**PROBLEM STATEMENT:**
Please tally how many lines of the material below include the word "Bank", giving only the number.

· · · · ·

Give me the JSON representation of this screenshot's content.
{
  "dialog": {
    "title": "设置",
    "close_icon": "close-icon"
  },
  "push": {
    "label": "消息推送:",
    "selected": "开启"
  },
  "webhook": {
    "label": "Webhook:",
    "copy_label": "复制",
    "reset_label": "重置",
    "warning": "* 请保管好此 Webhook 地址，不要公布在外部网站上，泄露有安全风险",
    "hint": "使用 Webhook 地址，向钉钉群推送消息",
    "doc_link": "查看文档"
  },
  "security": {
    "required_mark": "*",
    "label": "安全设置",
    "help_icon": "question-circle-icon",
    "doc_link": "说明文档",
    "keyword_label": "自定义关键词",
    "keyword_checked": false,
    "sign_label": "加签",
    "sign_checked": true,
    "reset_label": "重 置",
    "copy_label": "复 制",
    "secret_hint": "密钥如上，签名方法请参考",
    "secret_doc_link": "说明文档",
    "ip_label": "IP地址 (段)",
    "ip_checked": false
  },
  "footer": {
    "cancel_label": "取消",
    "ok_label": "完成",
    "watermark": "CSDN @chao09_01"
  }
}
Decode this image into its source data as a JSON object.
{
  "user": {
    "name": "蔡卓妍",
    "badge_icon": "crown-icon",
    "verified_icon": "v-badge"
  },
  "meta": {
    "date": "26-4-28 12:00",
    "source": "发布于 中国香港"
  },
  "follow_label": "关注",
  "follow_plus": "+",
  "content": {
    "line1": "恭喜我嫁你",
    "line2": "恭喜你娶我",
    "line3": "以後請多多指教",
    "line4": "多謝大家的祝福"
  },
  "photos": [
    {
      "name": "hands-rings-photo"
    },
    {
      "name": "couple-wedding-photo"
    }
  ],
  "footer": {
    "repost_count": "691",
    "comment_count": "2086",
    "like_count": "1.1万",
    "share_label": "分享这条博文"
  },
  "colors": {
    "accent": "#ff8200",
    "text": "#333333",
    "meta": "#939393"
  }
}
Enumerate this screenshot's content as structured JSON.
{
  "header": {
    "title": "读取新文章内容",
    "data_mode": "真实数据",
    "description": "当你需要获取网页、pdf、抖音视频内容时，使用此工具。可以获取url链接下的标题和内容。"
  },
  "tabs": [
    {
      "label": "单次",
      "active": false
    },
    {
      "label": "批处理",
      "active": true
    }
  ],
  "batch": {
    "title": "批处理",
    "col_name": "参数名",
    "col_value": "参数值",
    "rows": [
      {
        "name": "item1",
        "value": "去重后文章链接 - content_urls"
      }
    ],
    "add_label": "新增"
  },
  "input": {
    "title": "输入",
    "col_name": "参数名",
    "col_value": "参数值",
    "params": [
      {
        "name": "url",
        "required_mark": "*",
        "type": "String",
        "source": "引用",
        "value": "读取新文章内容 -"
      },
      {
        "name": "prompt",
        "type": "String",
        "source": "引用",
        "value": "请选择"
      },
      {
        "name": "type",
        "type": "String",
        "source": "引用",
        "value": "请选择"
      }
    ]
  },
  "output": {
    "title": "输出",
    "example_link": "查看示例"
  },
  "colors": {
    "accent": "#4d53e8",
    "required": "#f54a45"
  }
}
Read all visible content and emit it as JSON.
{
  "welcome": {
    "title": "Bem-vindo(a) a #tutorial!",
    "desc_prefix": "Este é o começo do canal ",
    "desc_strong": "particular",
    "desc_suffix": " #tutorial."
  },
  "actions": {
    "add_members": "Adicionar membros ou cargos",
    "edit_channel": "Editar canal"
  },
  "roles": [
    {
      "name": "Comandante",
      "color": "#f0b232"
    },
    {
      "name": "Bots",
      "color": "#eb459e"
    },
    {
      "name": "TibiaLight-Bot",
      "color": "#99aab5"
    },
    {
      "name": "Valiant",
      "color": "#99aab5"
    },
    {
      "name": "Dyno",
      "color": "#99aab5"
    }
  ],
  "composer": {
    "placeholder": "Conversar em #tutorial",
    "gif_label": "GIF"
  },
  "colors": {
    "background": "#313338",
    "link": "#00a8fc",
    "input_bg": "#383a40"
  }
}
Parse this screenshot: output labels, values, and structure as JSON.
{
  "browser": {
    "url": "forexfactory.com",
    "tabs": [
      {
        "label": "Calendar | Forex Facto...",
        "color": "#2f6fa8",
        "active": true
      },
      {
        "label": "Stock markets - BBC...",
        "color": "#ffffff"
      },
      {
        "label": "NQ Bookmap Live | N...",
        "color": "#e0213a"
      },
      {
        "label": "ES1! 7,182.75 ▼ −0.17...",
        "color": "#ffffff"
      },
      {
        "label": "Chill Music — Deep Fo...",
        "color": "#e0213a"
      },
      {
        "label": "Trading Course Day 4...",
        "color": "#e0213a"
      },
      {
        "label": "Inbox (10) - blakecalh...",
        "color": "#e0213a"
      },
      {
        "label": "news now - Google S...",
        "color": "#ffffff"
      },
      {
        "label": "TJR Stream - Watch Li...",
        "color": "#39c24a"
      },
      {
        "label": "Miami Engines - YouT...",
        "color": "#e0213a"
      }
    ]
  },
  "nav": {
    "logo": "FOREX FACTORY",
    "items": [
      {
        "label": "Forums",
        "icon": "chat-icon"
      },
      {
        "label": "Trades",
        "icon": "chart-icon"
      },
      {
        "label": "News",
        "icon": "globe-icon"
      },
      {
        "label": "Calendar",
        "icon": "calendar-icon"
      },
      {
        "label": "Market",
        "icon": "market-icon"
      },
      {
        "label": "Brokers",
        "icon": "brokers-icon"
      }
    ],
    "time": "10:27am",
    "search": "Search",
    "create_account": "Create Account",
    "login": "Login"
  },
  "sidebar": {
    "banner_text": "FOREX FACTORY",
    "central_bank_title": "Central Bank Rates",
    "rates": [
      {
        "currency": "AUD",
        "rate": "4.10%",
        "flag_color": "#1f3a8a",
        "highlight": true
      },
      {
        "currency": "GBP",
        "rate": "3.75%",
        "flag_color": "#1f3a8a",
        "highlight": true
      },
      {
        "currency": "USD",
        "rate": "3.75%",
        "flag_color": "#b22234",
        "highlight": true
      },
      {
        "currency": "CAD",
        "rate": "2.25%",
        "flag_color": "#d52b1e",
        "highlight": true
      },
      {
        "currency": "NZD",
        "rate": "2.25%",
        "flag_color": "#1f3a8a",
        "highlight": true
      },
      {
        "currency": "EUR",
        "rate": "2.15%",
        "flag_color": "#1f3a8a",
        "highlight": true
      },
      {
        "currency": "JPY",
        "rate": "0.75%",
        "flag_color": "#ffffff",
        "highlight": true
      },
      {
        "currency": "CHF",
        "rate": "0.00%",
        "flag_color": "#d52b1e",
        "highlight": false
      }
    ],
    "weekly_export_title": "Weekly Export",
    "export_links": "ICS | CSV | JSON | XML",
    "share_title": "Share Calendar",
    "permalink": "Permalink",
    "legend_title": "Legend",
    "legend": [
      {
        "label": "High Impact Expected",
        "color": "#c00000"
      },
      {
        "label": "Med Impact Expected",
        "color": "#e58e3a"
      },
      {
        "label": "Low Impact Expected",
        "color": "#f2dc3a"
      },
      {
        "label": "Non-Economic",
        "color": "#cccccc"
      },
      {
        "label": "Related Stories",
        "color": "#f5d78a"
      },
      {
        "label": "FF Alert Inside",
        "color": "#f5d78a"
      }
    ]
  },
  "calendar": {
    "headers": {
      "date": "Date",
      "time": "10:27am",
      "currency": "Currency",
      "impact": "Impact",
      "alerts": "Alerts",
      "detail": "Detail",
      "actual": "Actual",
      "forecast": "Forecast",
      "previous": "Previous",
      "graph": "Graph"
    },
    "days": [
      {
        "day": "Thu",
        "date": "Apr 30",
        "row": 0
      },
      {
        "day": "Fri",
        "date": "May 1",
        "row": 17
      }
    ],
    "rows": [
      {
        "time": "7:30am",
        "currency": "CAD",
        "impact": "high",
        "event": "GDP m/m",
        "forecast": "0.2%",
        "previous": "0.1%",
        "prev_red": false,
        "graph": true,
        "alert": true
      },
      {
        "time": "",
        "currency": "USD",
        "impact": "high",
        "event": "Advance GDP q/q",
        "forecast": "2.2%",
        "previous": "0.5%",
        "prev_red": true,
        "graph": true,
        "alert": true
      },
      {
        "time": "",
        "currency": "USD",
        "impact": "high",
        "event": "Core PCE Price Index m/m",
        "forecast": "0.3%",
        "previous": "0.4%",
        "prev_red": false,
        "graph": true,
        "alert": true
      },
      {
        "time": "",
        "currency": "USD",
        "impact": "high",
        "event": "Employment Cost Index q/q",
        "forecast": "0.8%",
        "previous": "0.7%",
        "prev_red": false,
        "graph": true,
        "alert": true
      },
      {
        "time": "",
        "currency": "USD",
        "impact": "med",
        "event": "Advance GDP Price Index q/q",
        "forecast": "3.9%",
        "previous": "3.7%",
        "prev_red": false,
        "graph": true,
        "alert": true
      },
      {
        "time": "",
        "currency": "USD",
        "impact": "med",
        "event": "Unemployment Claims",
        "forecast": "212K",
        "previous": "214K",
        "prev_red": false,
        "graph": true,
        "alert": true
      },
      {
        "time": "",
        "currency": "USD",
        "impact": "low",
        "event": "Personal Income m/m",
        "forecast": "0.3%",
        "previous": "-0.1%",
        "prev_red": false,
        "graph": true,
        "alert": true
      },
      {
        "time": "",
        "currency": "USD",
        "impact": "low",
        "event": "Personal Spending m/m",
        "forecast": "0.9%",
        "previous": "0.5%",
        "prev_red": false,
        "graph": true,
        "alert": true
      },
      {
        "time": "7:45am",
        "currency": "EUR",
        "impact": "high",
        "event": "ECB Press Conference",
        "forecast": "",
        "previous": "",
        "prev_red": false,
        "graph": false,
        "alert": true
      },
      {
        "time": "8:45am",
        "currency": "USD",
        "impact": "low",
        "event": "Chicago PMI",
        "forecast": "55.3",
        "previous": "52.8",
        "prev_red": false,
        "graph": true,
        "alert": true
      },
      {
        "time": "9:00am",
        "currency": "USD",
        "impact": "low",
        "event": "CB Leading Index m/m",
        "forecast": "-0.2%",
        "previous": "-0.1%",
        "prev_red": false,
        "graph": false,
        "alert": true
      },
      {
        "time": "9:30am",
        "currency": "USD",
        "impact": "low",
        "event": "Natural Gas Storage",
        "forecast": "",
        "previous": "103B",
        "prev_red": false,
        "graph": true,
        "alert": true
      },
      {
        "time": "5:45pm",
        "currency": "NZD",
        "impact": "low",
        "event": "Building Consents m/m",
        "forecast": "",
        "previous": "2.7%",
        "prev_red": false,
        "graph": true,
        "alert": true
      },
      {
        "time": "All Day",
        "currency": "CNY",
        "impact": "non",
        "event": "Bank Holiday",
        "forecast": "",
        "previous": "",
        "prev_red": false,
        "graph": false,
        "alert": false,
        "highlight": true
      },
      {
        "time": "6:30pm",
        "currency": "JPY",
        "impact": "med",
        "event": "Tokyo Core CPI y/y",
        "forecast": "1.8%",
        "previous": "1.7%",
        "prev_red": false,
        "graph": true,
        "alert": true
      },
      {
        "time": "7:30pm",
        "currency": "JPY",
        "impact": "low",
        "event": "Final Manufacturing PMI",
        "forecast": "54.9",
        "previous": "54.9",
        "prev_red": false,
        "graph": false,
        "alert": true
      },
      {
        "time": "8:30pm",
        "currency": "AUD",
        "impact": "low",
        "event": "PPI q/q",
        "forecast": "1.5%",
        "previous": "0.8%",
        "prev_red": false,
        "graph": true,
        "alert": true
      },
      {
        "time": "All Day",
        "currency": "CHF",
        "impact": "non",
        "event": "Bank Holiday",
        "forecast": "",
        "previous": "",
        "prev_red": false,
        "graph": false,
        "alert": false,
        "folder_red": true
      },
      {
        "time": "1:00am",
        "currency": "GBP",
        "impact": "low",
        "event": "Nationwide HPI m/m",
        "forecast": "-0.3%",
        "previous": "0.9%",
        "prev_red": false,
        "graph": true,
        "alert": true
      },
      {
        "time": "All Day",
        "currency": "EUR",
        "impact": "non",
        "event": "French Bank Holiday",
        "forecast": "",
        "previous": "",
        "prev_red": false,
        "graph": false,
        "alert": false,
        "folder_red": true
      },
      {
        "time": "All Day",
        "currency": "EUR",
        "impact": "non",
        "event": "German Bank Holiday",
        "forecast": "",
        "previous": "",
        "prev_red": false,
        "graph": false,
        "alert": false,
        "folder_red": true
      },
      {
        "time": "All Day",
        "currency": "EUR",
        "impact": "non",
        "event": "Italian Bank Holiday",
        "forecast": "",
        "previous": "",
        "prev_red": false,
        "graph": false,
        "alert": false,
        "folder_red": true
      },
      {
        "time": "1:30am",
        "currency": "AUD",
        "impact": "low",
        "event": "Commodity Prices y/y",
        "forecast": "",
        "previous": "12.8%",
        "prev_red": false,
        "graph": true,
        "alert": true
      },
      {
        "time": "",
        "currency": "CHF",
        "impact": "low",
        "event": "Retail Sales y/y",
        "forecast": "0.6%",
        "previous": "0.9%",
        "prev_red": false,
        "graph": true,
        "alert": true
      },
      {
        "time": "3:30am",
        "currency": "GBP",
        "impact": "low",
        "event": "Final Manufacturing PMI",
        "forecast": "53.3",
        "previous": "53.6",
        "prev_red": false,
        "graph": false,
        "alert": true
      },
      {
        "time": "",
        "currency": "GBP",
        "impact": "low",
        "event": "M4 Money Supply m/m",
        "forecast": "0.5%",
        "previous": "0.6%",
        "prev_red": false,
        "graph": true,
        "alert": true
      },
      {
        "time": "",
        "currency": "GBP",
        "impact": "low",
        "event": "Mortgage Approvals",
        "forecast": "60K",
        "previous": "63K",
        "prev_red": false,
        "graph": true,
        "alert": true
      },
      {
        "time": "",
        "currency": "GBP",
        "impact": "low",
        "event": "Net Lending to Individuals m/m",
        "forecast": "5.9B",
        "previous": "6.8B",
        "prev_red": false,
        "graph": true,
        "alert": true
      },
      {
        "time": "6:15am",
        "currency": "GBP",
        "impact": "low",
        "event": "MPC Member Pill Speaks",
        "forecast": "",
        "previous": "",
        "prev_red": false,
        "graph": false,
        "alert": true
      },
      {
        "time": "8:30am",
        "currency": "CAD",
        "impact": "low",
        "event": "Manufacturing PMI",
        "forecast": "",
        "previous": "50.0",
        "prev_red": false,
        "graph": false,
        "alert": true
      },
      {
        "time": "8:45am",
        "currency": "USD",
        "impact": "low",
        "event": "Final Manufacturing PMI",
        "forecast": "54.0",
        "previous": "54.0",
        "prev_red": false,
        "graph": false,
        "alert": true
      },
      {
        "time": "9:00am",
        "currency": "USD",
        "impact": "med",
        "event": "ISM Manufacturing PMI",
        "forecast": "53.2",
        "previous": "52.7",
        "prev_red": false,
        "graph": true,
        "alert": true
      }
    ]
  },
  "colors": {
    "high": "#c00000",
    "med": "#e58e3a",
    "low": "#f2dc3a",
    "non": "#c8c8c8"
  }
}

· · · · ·

**SOLUTION:**
6